How to Dispose of Soil from your Home
Whether you have a plumbing job, a new fence being installed in your garden or a new landscape creation transforming in your backyard, there may be a need to hire a variety of bins, as soil can only be mixed with concrete and/or bricks. The most popular residential bins to dispose of soil have been our 3 and 4 cubic metre bins.
What Materials Cannot be Mixed with Soil
Projects such as demolition jobs can also often result in finding contaminated soil. That could happen in a variety of different instances. If you live in an old house and have not been careful about calling in an asbestos expert, we highly recommend that you call an asbestos specialist prior to demolition. During demolition if asbestos is mixed with soil then this soil is classified as contaminated. It is only once the asbestos has been removed that you can safely continue with your demolition project.
Other materials apart from asbestos that could contanimate soil include liquids, paints and chemicals. In addition, soil cannot be mixed with clay, general waste, furniture, plaster, plastic, chemicals, insulation and cement sheets.
What Materials can Soil Be Mixed With
Soil can only be mixed with the following materials: rubble, concrete and bricks. These materials will not contaminate the soil and hence are allowed to be mixed with soil.

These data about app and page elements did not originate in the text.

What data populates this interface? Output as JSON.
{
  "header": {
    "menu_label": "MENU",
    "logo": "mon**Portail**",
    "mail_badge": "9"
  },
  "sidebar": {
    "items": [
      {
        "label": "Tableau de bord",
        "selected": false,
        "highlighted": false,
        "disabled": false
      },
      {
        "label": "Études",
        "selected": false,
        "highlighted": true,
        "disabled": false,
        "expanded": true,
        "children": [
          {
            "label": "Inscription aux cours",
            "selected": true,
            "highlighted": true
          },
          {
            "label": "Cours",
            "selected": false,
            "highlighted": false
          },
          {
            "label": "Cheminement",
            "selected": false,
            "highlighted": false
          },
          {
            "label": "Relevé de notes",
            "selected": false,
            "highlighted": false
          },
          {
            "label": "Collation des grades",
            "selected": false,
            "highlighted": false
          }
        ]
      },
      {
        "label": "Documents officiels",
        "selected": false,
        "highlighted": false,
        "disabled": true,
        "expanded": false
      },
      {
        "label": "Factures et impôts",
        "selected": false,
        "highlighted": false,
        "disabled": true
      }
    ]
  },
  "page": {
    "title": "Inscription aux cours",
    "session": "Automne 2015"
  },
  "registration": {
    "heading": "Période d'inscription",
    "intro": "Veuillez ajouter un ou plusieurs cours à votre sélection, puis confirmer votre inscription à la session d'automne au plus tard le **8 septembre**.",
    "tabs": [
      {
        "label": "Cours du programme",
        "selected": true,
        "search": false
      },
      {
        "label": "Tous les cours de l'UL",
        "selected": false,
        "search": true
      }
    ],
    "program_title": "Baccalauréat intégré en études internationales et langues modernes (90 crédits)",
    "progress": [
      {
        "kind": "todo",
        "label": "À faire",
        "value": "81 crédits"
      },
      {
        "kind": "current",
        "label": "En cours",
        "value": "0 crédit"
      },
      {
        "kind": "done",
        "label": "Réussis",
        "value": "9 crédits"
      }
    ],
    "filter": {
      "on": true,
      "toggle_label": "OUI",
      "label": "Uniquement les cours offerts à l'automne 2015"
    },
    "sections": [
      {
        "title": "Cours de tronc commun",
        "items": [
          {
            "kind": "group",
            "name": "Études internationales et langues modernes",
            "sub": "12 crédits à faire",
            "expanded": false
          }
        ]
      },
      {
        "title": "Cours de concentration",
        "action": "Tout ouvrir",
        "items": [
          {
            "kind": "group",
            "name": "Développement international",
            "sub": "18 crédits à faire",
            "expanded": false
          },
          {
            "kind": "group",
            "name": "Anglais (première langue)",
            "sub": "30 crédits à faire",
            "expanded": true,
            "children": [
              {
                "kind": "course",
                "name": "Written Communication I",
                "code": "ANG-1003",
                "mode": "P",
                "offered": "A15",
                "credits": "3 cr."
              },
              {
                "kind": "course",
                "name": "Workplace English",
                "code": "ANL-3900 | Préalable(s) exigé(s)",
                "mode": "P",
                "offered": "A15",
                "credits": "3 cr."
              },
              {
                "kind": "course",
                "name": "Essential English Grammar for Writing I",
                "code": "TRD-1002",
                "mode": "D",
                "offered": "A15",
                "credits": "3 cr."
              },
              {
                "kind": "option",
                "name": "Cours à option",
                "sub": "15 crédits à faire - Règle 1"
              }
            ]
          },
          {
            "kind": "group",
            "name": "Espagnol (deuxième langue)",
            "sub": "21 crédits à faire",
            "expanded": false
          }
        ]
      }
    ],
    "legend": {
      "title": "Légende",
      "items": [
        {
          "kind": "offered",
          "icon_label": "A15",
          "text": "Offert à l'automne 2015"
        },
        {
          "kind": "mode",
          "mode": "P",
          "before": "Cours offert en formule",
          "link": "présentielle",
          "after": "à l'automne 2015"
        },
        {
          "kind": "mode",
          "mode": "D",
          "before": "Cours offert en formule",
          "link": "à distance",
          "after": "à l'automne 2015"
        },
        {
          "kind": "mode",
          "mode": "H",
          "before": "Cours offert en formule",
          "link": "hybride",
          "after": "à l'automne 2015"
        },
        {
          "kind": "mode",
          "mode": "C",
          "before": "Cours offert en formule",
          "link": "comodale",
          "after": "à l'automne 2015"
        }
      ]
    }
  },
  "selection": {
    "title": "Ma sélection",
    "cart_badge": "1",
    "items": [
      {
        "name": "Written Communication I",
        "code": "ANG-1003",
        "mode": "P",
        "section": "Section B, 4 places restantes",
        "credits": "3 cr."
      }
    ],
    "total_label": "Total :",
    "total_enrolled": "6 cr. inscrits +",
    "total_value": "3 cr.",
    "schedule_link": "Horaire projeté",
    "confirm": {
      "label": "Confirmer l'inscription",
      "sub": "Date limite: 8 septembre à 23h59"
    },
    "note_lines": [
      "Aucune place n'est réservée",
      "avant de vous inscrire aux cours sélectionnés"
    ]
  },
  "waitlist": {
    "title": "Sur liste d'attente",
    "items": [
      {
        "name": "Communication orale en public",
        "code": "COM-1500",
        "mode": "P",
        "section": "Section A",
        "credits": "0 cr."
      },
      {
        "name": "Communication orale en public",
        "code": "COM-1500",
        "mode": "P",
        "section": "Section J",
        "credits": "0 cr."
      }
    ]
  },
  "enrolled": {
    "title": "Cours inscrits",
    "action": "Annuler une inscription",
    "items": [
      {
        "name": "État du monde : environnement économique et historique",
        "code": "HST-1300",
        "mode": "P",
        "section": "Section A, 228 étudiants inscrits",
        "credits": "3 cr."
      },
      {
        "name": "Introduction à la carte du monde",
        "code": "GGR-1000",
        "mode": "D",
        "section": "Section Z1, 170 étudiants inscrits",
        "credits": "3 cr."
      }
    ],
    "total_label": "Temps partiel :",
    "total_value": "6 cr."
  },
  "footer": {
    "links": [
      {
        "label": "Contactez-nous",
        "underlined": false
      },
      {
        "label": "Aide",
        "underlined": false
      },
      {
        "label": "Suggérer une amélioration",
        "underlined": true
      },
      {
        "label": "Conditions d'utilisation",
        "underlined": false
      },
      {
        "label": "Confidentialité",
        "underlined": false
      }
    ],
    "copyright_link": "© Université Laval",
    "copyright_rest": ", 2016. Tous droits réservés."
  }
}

Furthermore, we take your bin to our own recycling waste facility where the soil goes through a vigorous cleaning process which seperates other materials from the soil.
If you have any further questions about soil disposal, you can contact our customer service team on 1300 605 624. We also have a page on our website dedicated solely to different waste types which acts as a guide on what you can and cannot put in our bins.